At Tuesday night’s Board of Selectmen meeting, Town Administrator Derek Sullivan reported that the number of coronavirus cases in Wareham has climbed to 143.
Nine Wareham residents have died from coronavirus, while 26 have recovered.
Of those currently sick, 45 are in the general community, 62 are in nursing homes, and one is in the All American Assisted Living Facility.
The Tremont Rehabilitation and Skilled Care Center, one of two nursing homes in town, is the site of an outbreak, and a representative said on May 6 that there were 34 residents who are currently sick from the virus, and 25 residents who have recovered and are now symptom-free.
Wareham Healthcare, the other nursing home, was not listed by the state as having any cases, and an employee said on May 5 that the facility had no cases.
The number of cases in Wareham continues to grow steadily, as there were only 103 cases and four deaths reported on April 25.
While the disease spreads, some are looking to re-open businesses and return to life as normal.
Selectman Alan Slavin said that the state government is making decisions in an attempt to balance the danger to human safety and to the economy. He explained that Governor Charlie Baker has assembled an advisory board which will announce a re-opening plan for businesses in the state on May 18, and emphasized that businesses will not be opening on that date.
The selectmen also took the opportunity to remind the public of the state mask mandate, which goes into effect on May 6. The order requires everyone to cover their faces when in public, with exceptions for those who cannot wear a mask for medical reasons or in circumstances where one can always maintain six feet of distance between oneself and others.
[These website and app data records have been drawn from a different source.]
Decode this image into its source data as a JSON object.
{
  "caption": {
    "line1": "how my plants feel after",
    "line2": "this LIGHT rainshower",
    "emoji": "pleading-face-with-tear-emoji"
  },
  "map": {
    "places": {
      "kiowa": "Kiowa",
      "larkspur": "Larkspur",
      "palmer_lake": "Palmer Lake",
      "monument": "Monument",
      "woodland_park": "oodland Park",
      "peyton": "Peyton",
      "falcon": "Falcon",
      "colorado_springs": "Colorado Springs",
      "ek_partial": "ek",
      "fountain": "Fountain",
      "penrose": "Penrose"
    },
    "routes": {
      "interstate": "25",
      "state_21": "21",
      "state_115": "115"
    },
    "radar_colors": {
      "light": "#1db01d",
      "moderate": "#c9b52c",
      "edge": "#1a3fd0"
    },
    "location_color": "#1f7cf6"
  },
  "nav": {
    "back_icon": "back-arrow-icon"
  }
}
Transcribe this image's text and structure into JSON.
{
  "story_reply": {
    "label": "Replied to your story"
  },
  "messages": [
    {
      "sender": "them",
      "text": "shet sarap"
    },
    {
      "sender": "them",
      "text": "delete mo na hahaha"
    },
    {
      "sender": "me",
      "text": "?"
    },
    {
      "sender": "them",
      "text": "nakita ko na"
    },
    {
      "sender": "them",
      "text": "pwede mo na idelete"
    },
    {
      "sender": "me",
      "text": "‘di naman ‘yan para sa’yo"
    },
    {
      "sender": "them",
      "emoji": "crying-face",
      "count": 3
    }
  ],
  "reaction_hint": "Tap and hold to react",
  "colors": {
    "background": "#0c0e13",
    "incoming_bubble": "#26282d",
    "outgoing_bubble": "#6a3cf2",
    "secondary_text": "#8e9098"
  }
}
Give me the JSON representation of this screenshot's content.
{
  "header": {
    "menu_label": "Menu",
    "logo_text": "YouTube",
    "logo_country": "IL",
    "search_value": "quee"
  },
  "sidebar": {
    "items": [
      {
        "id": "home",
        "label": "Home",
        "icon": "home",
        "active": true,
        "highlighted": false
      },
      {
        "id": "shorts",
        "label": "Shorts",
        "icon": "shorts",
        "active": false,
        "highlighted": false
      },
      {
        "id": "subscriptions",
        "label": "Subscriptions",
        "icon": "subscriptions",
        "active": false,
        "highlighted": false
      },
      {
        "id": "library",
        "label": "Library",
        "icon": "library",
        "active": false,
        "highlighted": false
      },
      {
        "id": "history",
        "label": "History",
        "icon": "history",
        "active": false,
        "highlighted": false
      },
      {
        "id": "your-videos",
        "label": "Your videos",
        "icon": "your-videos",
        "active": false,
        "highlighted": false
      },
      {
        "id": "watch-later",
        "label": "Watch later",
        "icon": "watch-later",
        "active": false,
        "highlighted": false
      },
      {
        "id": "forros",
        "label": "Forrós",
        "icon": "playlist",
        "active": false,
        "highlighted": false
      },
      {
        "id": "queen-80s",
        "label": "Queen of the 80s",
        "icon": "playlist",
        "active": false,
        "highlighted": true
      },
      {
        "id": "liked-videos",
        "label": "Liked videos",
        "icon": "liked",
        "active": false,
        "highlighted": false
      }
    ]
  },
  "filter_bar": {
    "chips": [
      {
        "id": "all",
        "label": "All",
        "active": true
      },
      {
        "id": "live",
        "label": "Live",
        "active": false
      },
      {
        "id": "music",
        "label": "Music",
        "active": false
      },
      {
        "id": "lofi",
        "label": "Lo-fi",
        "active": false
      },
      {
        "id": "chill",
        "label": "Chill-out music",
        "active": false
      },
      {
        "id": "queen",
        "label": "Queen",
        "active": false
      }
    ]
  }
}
The mandate comes with a $300 fine for violations, although it is unclear how strictly that will be enforced.
“Do the right thing,” urged Selectman Jim Munise. “Think about other people and not just yourself.”
Selectman Peter Teitelbaum advised the public that they should remain aware of their surroundings and move away from those not wearing masks.
“We all have the ability to keep ourselves safe,” Teitelbaum said.